Growing as a new superintendent

I recently had a discussion with some peers about different leadership styles, and it led me to reflecting on the topic, specifically on how it pertains to a new superintendent. Although every good leader has to venture outside their comfort zone sometimes, I’ve discovered that I’m at my best when practicing a democratic leadership style.

Those who know me would agree that I’m not an authoritarian, but I also realize I can’t always be a passive leader either. I thoroughly enjoy asking others what they think and getting input from all parties, yet at the same time, I’m learning to embrace the responsibility of being the person who ultimately has to make the final decision, whether it goes with or against the advice and opinions I’ve been given and the information I have at my disposal. As I mentioned earlier, this was something that was frightening to me six months ago. I like to think my newfound comfort with it shows that I’m finding my way and gaining confidence.

Broken Tee Golf
The 14th tee at Broken Tee Golf Course.

There are three primary areas of responsibility that I’ve adapted to and focus on every day in my new role as golf course superintendent. First is recognizing the things that need to be done to better the golf course and then helping coordinate those efforts. That’s the obvious part of the job. I also believe it’s every good superintendent’s responsibility to direct the culture and morale of the work environment. And perhaps most important, it is my responsibility to motivate, encourage and help develop our team members. This is the difficult aspect of the job, as it involves understanding and working with people’s feelings, personalities and interests. The golf course changes from day to day, but people change minute to minute. I’m noticing that I like playing this role of motivator and coach, though, and that it’s a very gratifying aspect of leadership.

Although the golf season here along the Front Range has turned into a 12-month season with the lack of winter in recent years, this portion of the calendar still affords me the opportunity to slow things down for a bit and put together some plans.
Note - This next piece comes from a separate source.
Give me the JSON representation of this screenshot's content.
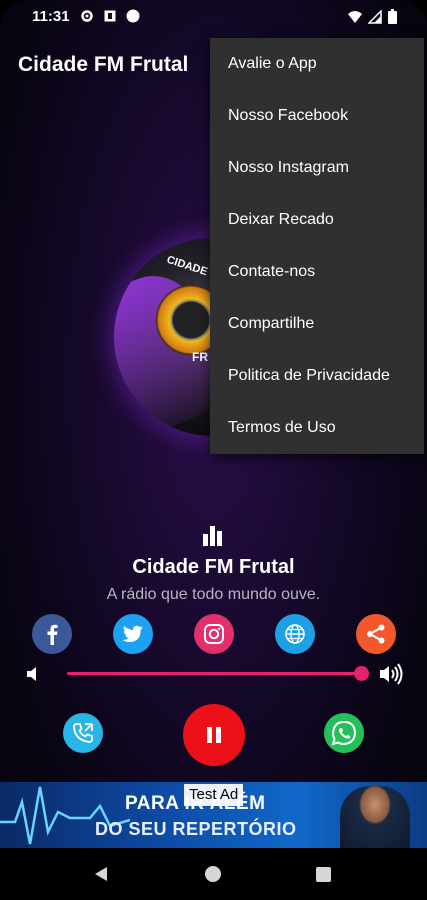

It’s a time that I’m not taking for granted or letting go to waste as I reflect on season one, learn from the mistakes I made, plan for the future and move forward with courage.

There were definitely some mistakes — I killed some grass, I inadvertently angered some league members, and I under-communicated on a few occasions. But I’m not dwelling on those mistakes — I’m learning from them and striving to make myself and our team better each day. I’ve been spending this winter evaluating the needs of our entire facility and considering new ways in which I can utilize team members and put them in positions to thrive and take ownership of their work. This goes back to the less “doing” of specific tasks on my end and the greater focus on building a team.

I’d be remiss if I didn’t thank everybody in my life and career who has helped me reach this level professionally. You know who you are, and hopefully by now, I’ve thanked you many times. I owe special thanks to those who not only taught me how to grow and maintain turfgrass, but who went the extra mile and taught me how to be a true professional in this industry. By that, I mean the people who taught me how to treat others and how to carry myself and act like I belong. The intangibles, if you will. I hope I can do for others what those people have done for me.

I also want to thank my entire Broken Tee maintenance staff. Bob Littig (assistant), Paul Simon (irrigation), Jeff Thal (equipment manager) and everyone else on the team helped make my transition as smooth as possible and have been extremely patient with me as I learn to ride without training wheels.

Cheers to a great 2019 season, everyone! If you see me calling, please answer the phone — I may be seeking some advice.

Mitch Savage is the golf course superintendent at Broken Tee Golf Course in Englewood, Colo. A 16-year member of GCSAA, Mitch gained valuable golf course management experience working at a number of courses in Colorado, including Cherry Hills Country Club, Denver Country Club and Green Valley Ranch Golf Club. He has volunteered on various committees and task groups with GCSAA and the Rocky Mountain GCSA, and is also a member of the inaugural class of the Nufarm/GCSAA EXCEL Leadership Program.